Each record below needs to be copied out exactly as it stands.

================================

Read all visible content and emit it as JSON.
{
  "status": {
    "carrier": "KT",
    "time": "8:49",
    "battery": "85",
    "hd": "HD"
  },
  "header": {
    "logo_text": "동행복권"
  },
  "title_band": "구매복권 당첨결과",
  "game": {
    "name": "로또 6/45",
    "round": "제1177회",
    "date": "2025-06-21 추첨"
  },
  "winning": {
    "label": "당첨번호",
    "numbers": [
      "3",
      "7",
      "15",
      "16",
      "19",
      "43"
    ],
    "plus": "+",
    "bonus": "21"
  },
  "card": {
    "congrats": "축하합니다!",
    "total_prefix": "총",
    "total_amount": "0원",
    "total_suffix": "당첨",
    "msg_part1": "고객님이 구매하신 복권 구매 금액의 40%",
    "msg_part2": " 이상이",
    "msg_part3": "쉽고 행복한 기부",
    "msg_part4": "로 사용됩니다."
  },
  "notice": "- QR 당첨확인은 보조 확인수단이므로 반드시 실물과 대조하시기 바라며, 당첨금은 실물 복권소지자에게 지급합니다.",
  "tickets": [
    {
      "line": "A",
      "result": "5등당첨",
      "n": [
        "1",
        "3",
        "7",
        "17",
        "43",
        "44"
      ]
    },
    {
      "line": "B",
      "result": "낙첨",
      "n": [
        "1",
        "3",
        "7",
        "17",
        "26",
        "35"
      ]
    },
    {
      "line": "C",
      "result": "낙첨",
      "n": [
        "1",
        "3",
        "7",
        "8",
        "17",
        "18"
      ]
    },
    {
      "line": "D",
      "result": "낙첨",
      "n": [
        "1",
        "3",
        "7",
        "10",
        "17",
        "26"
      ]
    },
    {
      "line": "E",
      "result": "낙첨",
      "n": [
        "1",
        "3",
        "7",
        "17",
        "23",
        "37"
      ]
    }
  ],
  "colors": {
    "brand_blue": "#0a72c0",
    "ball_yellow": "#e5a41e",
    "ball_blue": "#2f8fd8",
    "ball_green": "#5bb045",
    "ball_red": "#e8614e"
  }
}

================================

# Answer section
Read all visible content and emit it as JSON.
{
  "status": {
    "carrier": "KT",
    "time": "8:49",
    "battery": "85",
    "hd": "HD"
  },
  "header": {
    "logo_text": "동행복권"
  },
  "title_band": "구매복권 당첨결과",
  "game": {
    "name": "로또 6/45",
    "round": "제1177회",
    "date": "2025-06-21 추첨"
  },
  "winning": {
    "label": "당첨번호",
    "numbers": [
      "3",
      "7",
      "15",
      "16",
      "19",
      "43"
    ],
    "plus": "+",
    "bonus": "21"
  },
  "card": {
    "congrats": "축하합니다!",
    "total_prefix": "총",
    "total_amount": "0원",
    "total_suffix": "당첨",
    "msg_part1": "고객님이 구매하신 복권 구매 금액의 40%",
    "msg_part2": " 이상이",
    "msg_part3": "쉽고 행복한 기부",
    "msg_part4": "로 사용됩니다."
  },
  "notice": "- QR 당첨확인은 보조 확인수단이므로 반드시 실물과 대조하시기 바라며, 당첨금은 실물 복권소지자에게 지급합니다.",
  "tickets": [
    {
      "line": "A",
      "result": "5등당첨",
      "n": [
        "1",
        "3",
        "7",
        "17",
        "43",
        "44"
      ]
    },
    {
      "line": "B",
      "result": "낙첨",
      "n": [
        "1",
        "3",
        "7",
        "17",
        "26",
        "35"
      ]
    },
    {
      "line": "C",
      "result": "낙첨",
      "n": [
        "1",
        "3",
        "7",
        "8",
        "17",
        "18"
      ]
    },
    {
      "line": "D",
      "result": "낙첨",
      "n": [
        "1",
        "3",
        "7",
        "10",
        "17",
        "26"
      ]
    },
    {
      "line": "E",
      "result": "낙첨",
      "n": [
        "1",
        "3",
        "7",
        "17",
        "23",
        "37"
      ]
    }
  ],
  "colors": {
    "brand_blue": "#0a72c0",
    "ball_yellow": "#e5a41e",
    "ball_blue": "#2f8fd8",
    "ball_green": "#5bb045",
    "ball_red": "#e8614e"
  }
}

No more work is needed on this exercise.